Cork is the second largest city in the Republic of Ireland and its name means “marsh,” referring to the marshland where the city centre was originally built. This vibrant city is a great place to live and study, as it has a small city centre and is very walkable. You’ll rarely need to use public transport in Cork!
Despite being a small city, Cork has a lot of culture and activities to offer. It was named European Capital of Culture in 2005 and it hosts several festivals throughout the year. It’s conveniently close to many of Ireland’s famous attractions, including Blarney Castle, Barryscourt Castle and the beautiful historic seaside town of Kinsale, which is famous for its food festival, so there are plenty of day trips to explore more of Ireland.
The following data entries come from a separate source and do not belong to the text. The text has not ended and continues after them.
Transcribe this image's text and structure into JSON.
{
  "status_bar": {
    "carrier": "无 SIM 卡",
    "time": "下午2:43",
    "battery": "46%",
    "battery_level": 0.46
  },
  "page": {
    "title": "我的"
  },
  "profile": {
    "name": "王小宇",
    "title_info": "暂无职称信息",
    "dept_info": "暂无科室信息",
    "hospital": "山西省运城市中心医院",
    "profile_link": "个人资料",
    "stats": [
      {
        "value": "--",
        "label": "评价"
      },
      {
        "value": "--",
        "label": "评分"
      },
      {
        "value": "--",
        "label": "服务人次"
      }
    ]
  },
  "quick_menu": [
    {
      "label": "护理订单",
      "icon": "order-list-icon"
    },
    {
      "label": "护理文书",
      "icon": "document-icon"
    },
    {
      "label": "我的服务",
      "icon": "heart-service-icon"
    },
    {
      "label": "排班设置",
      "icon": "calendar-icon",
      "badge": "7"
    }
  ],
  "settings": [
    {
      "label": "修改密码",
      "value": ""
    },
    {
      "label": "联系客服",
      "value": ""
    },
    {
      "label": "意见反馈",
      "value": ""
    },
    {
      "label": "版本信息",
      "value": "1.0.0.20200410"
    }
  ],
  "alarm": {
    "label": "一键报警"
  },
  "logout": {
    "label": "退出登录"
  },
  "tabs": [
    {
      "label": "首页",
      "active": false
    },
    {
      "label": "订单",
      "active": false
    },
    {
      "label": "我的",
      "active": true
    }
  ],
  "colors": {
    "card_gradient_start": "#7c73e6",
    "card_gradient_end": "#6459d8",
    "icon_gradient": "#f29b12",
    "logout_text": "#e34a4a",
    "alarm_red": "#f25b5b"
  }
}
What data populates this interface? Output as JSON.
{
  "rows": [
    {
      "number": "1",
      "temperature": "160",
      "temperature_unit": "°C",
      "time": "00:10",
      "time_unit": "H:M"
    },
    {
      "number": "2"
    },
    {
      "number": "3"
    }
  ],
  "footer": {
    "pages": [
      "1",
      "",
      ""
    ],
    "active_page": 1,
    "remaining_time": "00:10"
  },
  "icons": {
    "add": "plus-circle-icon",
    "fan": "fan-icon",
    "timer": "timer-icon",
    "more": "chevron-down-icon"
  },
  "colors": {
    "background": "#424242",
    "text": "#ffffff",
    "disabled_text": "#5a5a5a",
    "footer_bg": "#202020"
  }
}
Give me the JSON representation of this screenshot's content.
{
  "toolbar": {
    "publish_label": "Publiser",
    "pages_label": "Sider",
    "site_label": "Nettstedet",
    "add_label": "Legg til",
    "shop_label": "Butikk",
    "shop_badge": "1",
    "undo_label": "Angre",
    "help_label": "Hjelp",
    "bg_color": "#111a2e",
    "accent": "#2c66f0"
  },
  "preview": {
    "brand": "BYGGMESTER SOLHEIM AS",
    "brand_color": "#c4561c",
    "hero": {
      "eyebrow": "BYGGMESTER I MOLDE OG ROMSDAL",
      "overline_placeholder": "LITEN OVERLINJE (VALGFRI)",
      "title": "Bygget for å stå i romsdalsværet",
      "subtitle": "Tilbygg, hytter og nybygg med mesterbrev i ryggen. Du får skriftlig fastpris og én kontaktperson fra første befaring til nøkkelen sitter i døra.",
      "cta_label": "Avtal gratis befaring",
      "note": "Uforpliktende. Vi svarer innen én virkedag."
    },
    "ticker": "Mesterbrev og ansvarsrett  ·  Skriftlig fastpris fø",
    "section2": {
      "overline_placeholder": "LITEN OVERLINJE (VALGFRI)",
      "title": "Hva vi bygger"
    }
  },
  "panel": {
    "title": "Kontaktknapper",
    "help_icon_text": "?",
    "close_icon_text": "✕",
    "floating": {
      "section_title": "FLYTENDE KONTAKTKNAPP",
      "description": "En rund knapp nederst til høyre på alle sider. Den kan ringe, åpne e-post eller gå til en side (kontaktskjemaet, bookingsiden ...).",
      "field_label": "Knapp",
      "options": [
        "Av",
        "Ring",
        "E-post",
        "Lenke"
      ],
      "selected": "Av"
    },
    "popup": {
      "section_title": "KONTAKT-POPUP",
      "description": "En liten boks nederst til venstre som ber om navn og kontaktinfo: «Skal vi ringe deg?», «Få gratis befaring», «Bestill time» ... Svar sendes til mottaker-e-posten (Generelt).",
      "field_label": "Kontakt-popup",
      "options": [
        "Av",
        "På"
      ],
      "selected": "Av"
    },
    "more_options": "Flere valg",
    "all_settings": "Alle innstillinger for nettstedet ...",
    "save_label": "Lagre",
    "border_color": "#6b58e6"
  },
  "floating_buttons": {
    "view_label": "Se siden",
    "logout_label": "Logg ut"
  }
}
Discover Cork’s appeal as an English language destination
Cork has a number of interesting museums, including the Cork Butter Museum, the old City Gaol and Cork Public Museum in lovely Fitzgerald’s Park. For stunning historic architecture, Cork boasts St. Finbarr’s Cathedral, a beautiful 19th century Gothic building. In the centre of the city, it lies of a site of worship since the 7th century. Art enthusiasts will love the Lewis Gluckman Gallery, which displays major exhibitions of international art and also hosts workshops, film screenings, art classes and lectures. The Crawford Gallery is another important arts attraction with free admission.
Cork is known as the “Shopping Capital of Munster” – Munster is the southerly province of Ireland - and visitors and local people journey to the city to take advantage of the abundance of department stores and high street brand shops. Shopping hot spots in the city centre include the Cornmarket Centre, the Merchant’s Quay, the English Market and the Paul Street Centre. Opera Lane is a new outdoor shopping mall that is home to some of the hottest fashion names.
Visiting the English Market is a must during your study stay in Cork. This historic covered food market is the oldest of its kind in Europe, established in 1788. The tables are laden with local artisan produce and delicious farmhouse cheeses as well as international delicacies.
The Lough Park is one of the most intriguing amenities in Cork – a freshwater limestone lake in a shallow depression. It receives its water from springs and from water that percolates from the ridge to the north, where the Lough parish church is located. It’s teeming with wild birds and it’s a favourite place for reading, walking, picnicking and simply observing nature. Take a walk around the Lough and enjoy a coffee or a bite to eat at the restaurant and bar on the southwestern end.
Enjoy a traditional Irish evening in Cork
An enjoyable and quintessentially Irish experience in Cork is an evening in a cosy pub where a group of musicians will be playing traditional music to an enthusiastic dancing crowd. Kick up your heels and join in the dance!